| MATERIAL PROVIDED |
########
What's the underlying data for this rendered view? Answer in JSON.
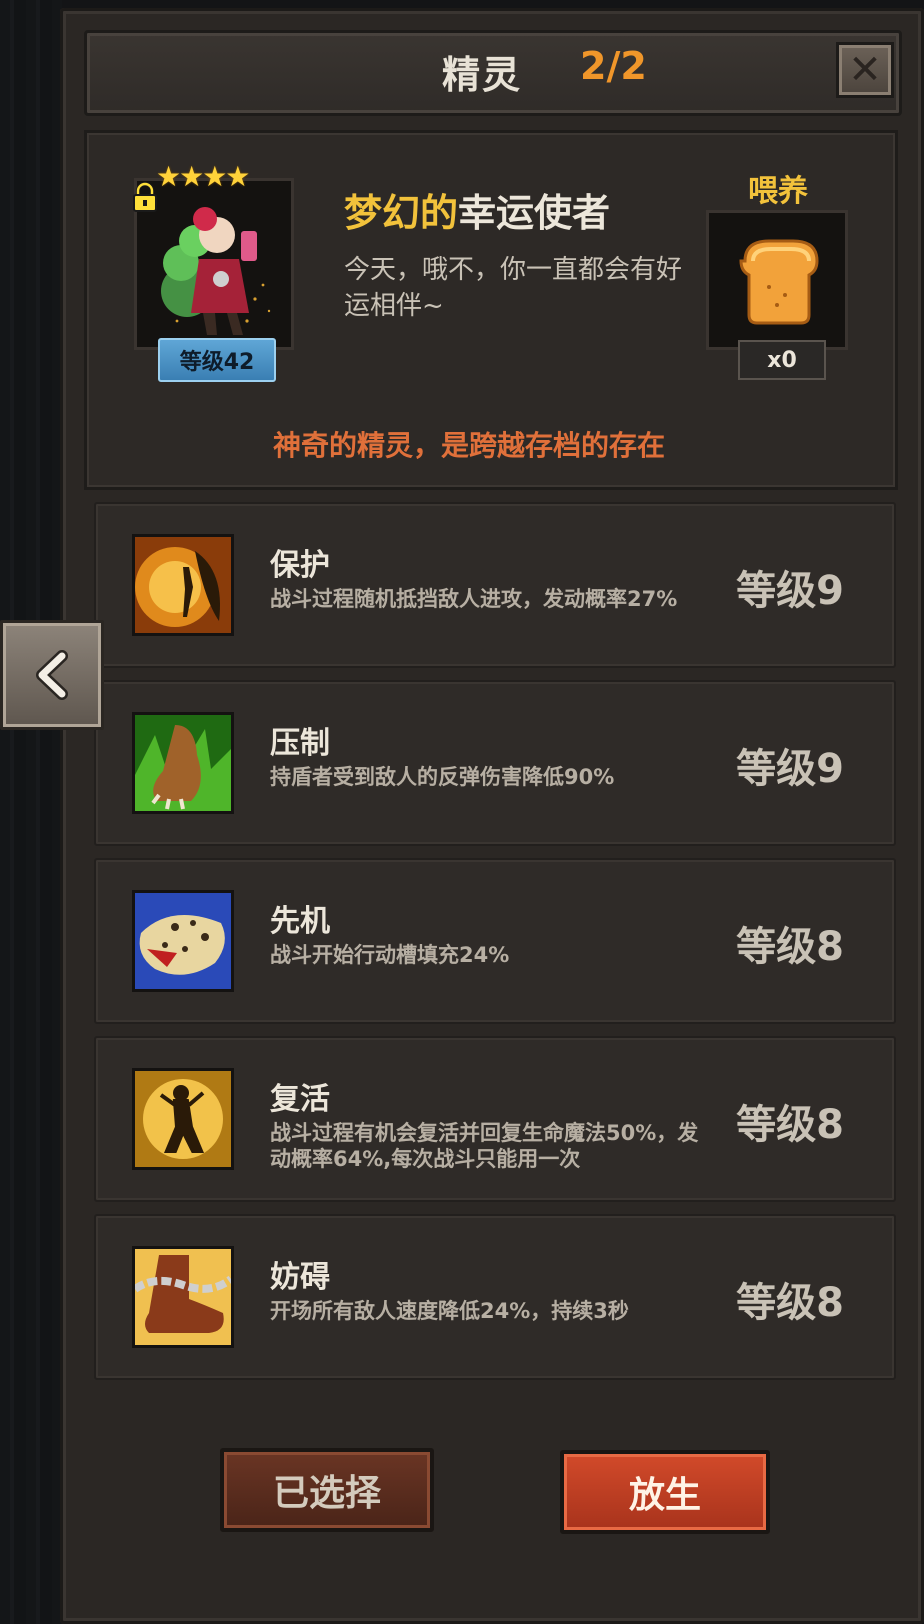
{
  "title": "精灵",
  "title_count": "2/2",
  "pet": {
    "stars": "★★★★",
    "level": "等级42",
    "name_prefix": "梦幻的",
    "name_suffix": "幸运使者",
    "description": "今天，哦不，你一直都会有好运相伴~"
  },
  "feed": {
    "label": "喂养",
    "count": "x0"
  },
  "notice": "神奇的精灵，是跨越存档的存在",
  "skills": [
    {
      "name": "保护",
      "desc": "战斗过程随机抵挡敌人进攻，发动概率27%",
      "level": "等级9",
      "icon": "fairy-shield-icon"
    },
    {
      "name": "压制",
      "desc": "持盾者受到敌人的反弹伤害降低90%",
      "level": "等级9",
      "icon": "beast-claw-icon"
    },
    {
      "name": "先机",
      "desc": "战斗开始行动槽填充24%",
      "level": "等级8",
      "icon": "leopard-icon"
    },
    {
      "name": "复活",
      "desc": "战斗过程有机会复活并回复生命魔法50%，发动概率64%,每次战斗只能用一次",
      "level": "等级8",
      "icon": "revive-figure-icon"
    },
    {
      "name": "妨碍",
      "desc": "开场所有敌人速度降低24%，持续3秒",
      "level": "等级8",
      "icon": "chained-boot-icon"
    }
  ],
  "buttons": {
    "selected": "已选择",
    "release": "放生"
  }
}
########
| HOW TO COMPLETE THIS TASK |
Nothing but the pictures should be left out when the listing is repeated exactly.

| EXERCISE RESPONSE |
What's the underlying data for this rendered view? Answer in JSON.
{
  "title": "精灵",
  "title_count": "2/2",
  "pet": {
    "stars": "★★★★",
    "level": "等级42",
    "name_prefix": "梦幻的",
    "name_suffix": "幸运使者",
    "description": "今天，哦不，你一直都会有好运相伴~"
  },
  "feed": {
    "label": "喂养",
    "count": "x0"
  },
  "notice": "神奇的精灵，是跨越存档的存在",
  "skills": [
    {
      "name": "保护",
      "desc": "战斗过程随机抵挡敌人进攻，发动概率27%",
      "level": "等级9",
      "icon": "fairy-shield-icon"
    },
    {
      "name": "压制",
      "desc": "持盾者受到敌人的反弹伤害降低90%",
      "level": "等级9",
      "icon": "beast-claw-icon"
    },
    {
      "name": "先机",
      "desc": "战斗开始行动槽填充24%",
      "level": "等级8",
      "icon": "leopard-icon"
    },
    {
      "name": "复活",
      "desc": "战斗过程有机会复活并回复生命魔法50%，发动概率64%,每次战斗只能用一次",
      "level": "等级8",
      "icon": "revive-figure-icon"
    },
    {
      "name": "妨碍",
      "desc": "开场所有敌人速度降低24%，持续3秒",
      "level": "等级8",
      "icon": "chained-boot-icon"
    }
  ],
  "buttons": {
    "selected": "已选择",
    "release": "放生"
  }
}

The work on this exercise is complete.